9 months, 2 weeks ago
profile pictureyosifkit

Just a big FYI for anyone looking at the Official Images: you can contribute improvements to make them better. Please, don't go making a different image just because this does not have feature X or needs an update. Pull requests are always welcome.

9 months, 3 weeks ago
profile picturebaboon

Is there a way to customize the exposed port?

10 months ago
profile picturebase698

I ran the postgres container interactive and discovered however postgres is setup it wasn't with apt-get (as I guess it wouldn't be). I am trying to install postgis. Anywhere I can get that?

10 months, 1 week ago
profile picturepondidum
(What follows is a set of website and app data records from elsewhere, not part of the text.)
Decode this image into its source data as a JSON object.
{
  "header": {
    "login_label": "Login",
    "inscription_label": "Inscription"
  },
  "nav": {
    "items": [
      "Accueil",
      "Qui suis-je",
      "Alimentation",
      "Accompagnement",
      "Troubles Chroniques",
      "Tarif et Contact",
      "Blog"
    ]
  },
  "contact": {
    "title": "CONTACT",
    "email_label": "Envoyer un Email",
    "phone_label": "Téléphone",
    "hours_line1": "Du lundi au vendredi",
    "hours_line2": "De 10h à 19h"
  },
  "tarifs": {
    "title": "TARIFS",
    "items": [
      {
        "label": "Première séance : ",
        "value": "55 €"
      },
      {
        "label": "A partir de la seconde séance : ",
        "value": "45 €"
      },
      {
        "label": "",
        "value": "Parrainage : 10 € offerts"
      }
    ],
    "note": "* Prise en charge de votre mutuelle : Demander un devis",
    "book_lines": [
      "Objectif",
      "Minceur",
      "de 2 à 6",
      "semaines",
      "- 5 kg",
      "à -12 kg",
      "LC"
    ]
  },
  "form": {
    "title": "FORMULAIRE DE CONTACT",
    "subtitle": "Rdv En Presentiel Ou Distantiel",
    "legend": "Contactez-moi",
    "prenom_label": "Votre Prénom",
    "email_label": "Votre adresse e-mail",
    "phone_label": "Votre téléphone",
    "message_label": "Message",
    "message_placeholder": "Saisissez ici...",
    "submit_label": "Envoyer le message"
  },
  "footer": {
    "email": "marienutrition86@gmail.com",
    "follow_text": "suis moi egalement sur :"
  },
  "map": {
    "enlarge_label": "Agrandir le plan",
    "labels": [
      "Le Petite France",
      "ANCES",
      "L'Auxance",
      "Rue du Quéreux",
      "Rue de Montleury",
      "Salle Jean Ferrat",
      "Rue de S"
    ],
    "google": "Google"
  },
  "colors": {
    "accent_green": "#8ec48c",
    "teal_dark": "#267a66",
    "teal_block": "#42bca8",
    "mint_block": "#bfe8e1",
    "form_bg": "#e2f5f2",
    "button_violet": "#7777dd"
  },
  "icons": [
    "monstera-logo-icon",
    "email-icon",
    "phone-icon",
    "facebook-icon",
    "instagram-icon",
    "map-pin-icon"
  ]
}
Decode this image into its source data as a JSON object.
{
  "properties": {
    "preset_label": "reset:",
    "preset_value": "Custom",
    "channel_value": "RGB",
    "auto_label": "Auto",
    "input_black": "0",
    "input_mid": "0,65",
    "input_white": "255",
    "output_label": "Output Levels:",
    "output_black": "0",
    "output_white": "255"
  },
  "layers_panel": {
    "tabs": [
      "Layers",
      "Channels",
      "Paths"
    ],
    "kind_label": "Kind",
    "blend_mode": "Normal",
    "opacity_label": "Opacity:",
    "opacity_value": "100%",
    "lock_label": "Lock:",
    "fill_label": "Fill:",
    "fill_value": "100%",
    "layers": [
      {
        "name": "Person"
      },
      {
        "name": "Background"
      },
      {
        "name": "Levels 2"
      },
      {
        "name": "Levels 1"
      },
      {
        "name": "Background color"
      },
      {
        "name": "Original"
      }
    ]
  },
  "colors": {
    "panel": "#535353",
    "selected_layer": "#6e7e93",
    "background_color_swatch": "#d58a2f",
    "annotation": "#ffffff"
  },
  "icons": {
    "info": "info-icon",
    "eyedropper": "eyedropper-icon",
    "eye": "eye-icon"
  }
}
Does anyone know what I need to do to make extensions work in postgres wit this?

create extension “uuid-ossp”; gives this error: could not open extension control file “/usr/local/pgsql/share/extension/uuid-ossp.control”:

10 months, 1 week ago
profile picturemiquella

@brainopia: would a docker run --name some-postgres -e LC_ALL=C.UTF-8 -d postgres do what you're looking for?

10 months, 1 week ago
profile picturebrainopia

The encoding of the template database is ASCII, not UTF-8 :(

10 months, 1 week ago
profile picturetianon

jberkus - see

10 months, 2 weeks ago
profile picturejberkus

Hey, I'd like to have the PostgreSQL community, meaning probably me, take over maintenance of this Official Image. How do I go about doing that?

10 months, 2 weeks ago
profile picturegeetotes

Where can I see the Dockerfile for this image?

10 months, 2 weeks ago
profile picturecryptix

I'd like to make my own Image based on this one, basically just loading my schema into the db but I don't know how to startup the db without it blocking further execution.

I could write my own script but I wanted to see if there is another way, using this as a base, as it is.

my Dockerfile so far:

10 months, 2 weeks ago
profile picturegeorged

If anyone is wondering how to install extensions, there is a contrib directory inside the container. To install hstore I made a Dockerfile that ran the following:

RUN cd contrib/hstore && make && make install

Creating the extension with CREATE EXTENSION then succeeds.

10 months, 2 weeks ago
profile picturegeorged

Fantastic, thanks @ubergarm. That works nicely for me.

10 months, 2 weeks ago
profile pictureubergarm

docker run –name my_postgres \ -d \ -v pwd/volumes/data:/var/lib/postgresql/data \ postgres

Note that the postgres container uses uid/gid: postgres:x:999:999

The config file in the container is at: /var/lib/postgresql/data/postgresql.conf

10 months, 2 weeks ago
profile picturenamxam

Yeah, I actually asked myself the exact same thing ;)

10 months, 2 weeks ago
profile picturegeorged

I'm curious as to why the examples don't have any mapped volumes. Is the data intended to be stored inside the container?